▸ Web page and app entries
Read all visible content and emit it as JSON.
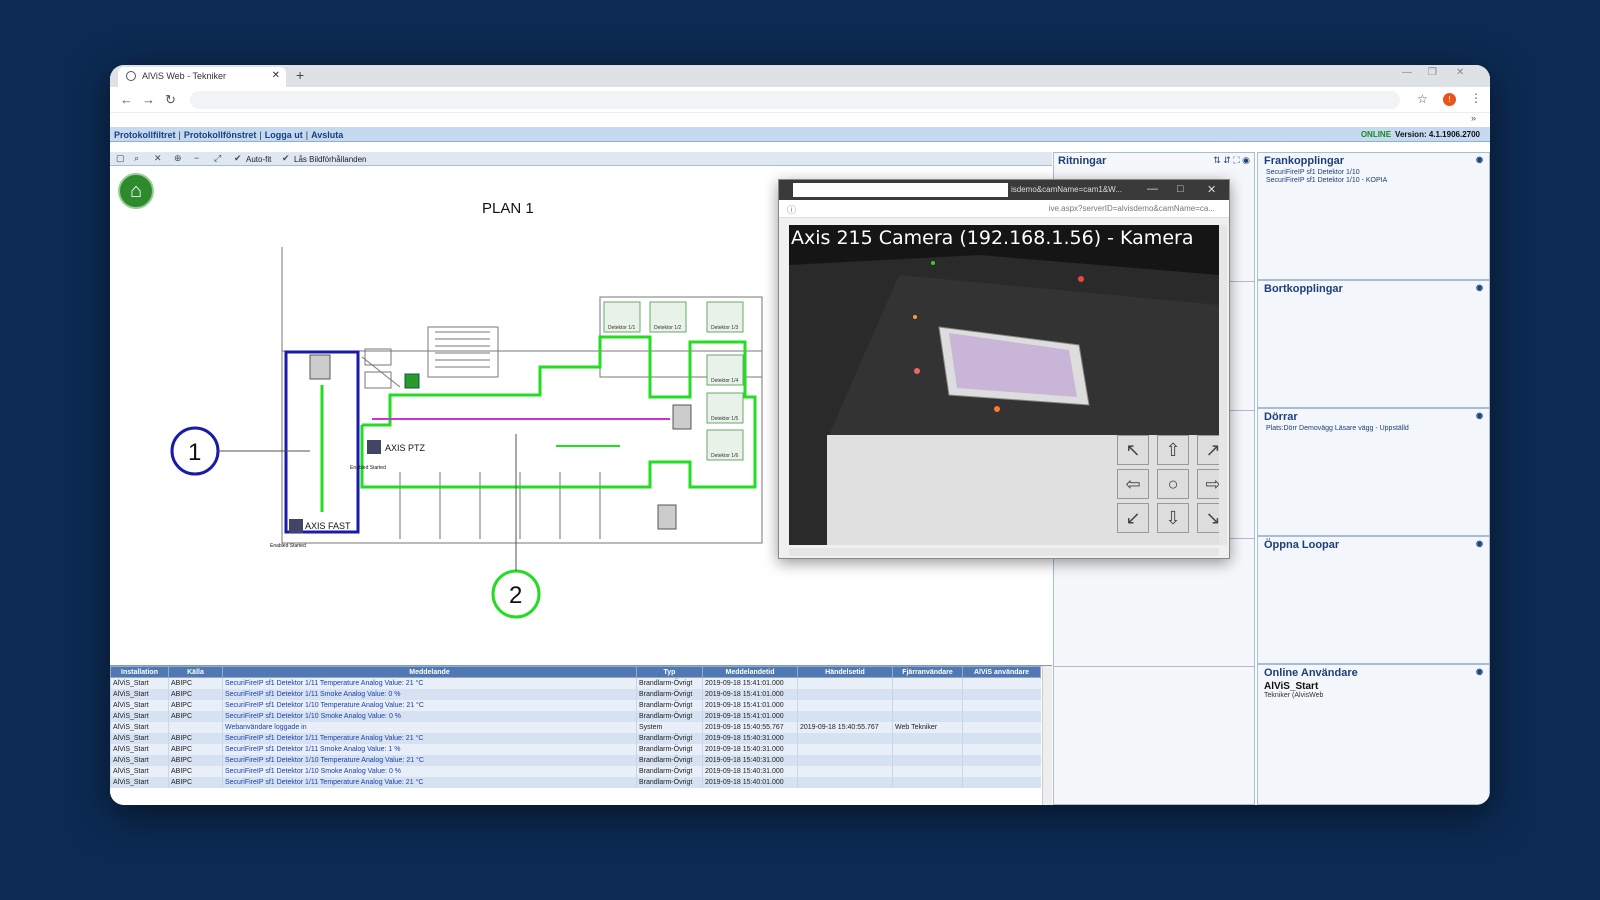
{
  "browser": {
    "tab_title": "AlViS Web - Tekniker",
    "new_tab": "+",
    "ext_badge": "!"
  },
  "menu": {
    "items": [
      "Protokollfiltret",
      "Protokollfönstret",
      "Logga ut",
      "Avsluta"
    ],
    "online": "ONLINE",
    "version": "Version: 4.1.1906.2700"
  },
  "map_toolbar": {
    "autofit": "Auto-fit",
    "aspect": "Lås Bildförhållanden"
  },
  "map": {
    "title": "PLAN 1",
    "marker1": "1",
    "marker2": "2",
    "axis_ptz": "AXIS PTZ",
    "axis_fast": "AXIS FAST",
    "enabled_started": "Enabled Started",
    "detectors": [
      "Detektor 1/1",
      "Detektor 1/2",
      "Detektor 1/3",
      "Detektor 1/4",
      "Detektor 1/5",
      "Detektor 1/6"
    ]
  },
  "camera_popup": {
    "title": "isdemo&camName=cam1&W...",
    "url": "ive.aspx?serverID=alvisdemo&camName=ca...",
    "caption": "Axis 215 Camera (192.168.1.56) - Kamera"
  },
  "middle": {
    "ritningar": "Ritningar"
  },
  "panels": {
    "frankopplingar": {
      "title": "Frankopplingar",
      "lines": [
        "SecuriFireIP sf1 Detektor 1/10",
        "SecuriFireIP sf1 Detektor 1/10 - KOPIA"
      ]
    },
    "bortkopplingar": {
      "title": "Bortkopplingar"
    },
    "dorrar": {
      "title": "Dörrar",
      "lines": [
        "Plats:Dörr Demovägg Läsare vägg - Uppställd"
      ]
    },
    "oppna_loopar": {
      "title": "Öppna Loopar"
    },
    "online_users": {
      "title": "Online Användare",
      "user": "AlViS_Start",
      "role": "Tekniker (AlvisWeb"
    }
  },
  "log": {
    "headers": [
      "Installation",
      "Källa",
      "Meddelande",
      "Typ",
      "Meddelandetid",
      "Händelsetid",
      "Fjärranvändare",
      "AlViS användare"
    ],
    "rows": [
      [
        "AlViS_Start",
        "ABIPC",
        "SecuriFireIP sf1 Detektor 1/11 Temperature Analog Value: 21 °C",
        "Brandlarm-Övrigt",
        "2019-09-18 15:41:01.000",
        "",
        "",
        ""
      ],
      [
        "AlViS_Start",
        "ABIPC",
        "SecuriFireIP sf1 Detektor 1/11 Smoke Analog Value: 0 %",
        "Brandlarm-Övrigt",
        "2019-09-18 15:41:01.000",
        "",
        "",
        ""
      ],
      [
        "AlViS_Start",
        "ABIPC",
        "SecuriFireIP sf1 Detektor 1/10 Temperature Analog Value: 21 °C",
        "Brandlarm-Övrigt",
        "2019-09-18 15:41:01.000",
        "",
        "",
        ""
      ],
      [
        "AlViS_Start",
        "ABIPC",
        "SecuriFireIP sf1 Detektor 1/10 Smoke Analog Value: 0 %",
        "Brandlarm-Övrigt",
        "2019-09-18 15:41:01.000",
        "",
        "",
        ""
      ],
      [
        "AlViS_Start",
        "",
        "Webanvändare loggade in",
        "System",
        "2019-09-18 15:40:55.767",
        "2019-09-18 15:40:55.767",
        "Web Tekniker",
        ""
      ],
      [
        "AlViS_Start",
        "ABIPC",
        "SecuriFireIP sf1 Detektor 1/11 Temperature Analog Value: 21 °C",
        "Brandlarm-Övrigt",
        "2019-09-18 15:40:31.000",
        "",
        "",
        ""
      ],
      [
        "AlViS_Start",
        "ABIPC",
        "SecuriFireIP sf1 Detektor 1/11 Smoke Analog Value: 1 %",
        "Brandlarm-Övrigt",
        "2019-09-18 15:40:31.000",
        "",
        "",
        ""
      ],
      [
        "AlViS_Start",
        "ABIPC",
        "SecuriFireIP sf1 Detektor 1/10 Temperature Analog Value: 21 °C",
        "Brandlarm-Övrigt",
        "2019-09-18 15:40:31.000",
        "",
        "",
        ""
      ],
      [
        "AlViS_Start",
        "ABIPC",
        "SecuriFireIP sf1 Detektor 1/10 Smoke Analog Value: 0 %",
        "Brandlarm-Övrigt",
        "2019-09-18 15:40:31.000",
        "",
        "",
        ""
      ],
      [
        "AlViS_Start",
        "ABIPC",
        "SecuriFireIP sf1 Detektor 1/11 Temperature Analog Value: 21 °C",
        "Brandlarm-Övrigt",
        "2019-09-18 15:40:01.000",
        "",
        "",
        ""
      ]
    ]
  },
  "colors": {
    "page_bg": "#0c2a52",
    "header_blue": "#1d3f7a",
    "zone_green": "#22dd22",
    "zone_blue": "#1a1aaa"
  }
}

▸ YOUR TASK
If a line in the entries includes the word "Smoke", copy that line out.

▸ WORKED SOLUTION
        "SecuriFireIP sf1 Detektor 1/11 Smoke Analog Value: 0 %",
        "SecuriFireIP sf1 Detektor 1/10 Smoke Analog Value: 0 %",
        "SecuriFireIP sf1 Detektor 1/11 Smoke Analog Value: 1 %",
        "SecuriFireIP sf1 Detektor 1/10 Smoke Analog Value: 0 %",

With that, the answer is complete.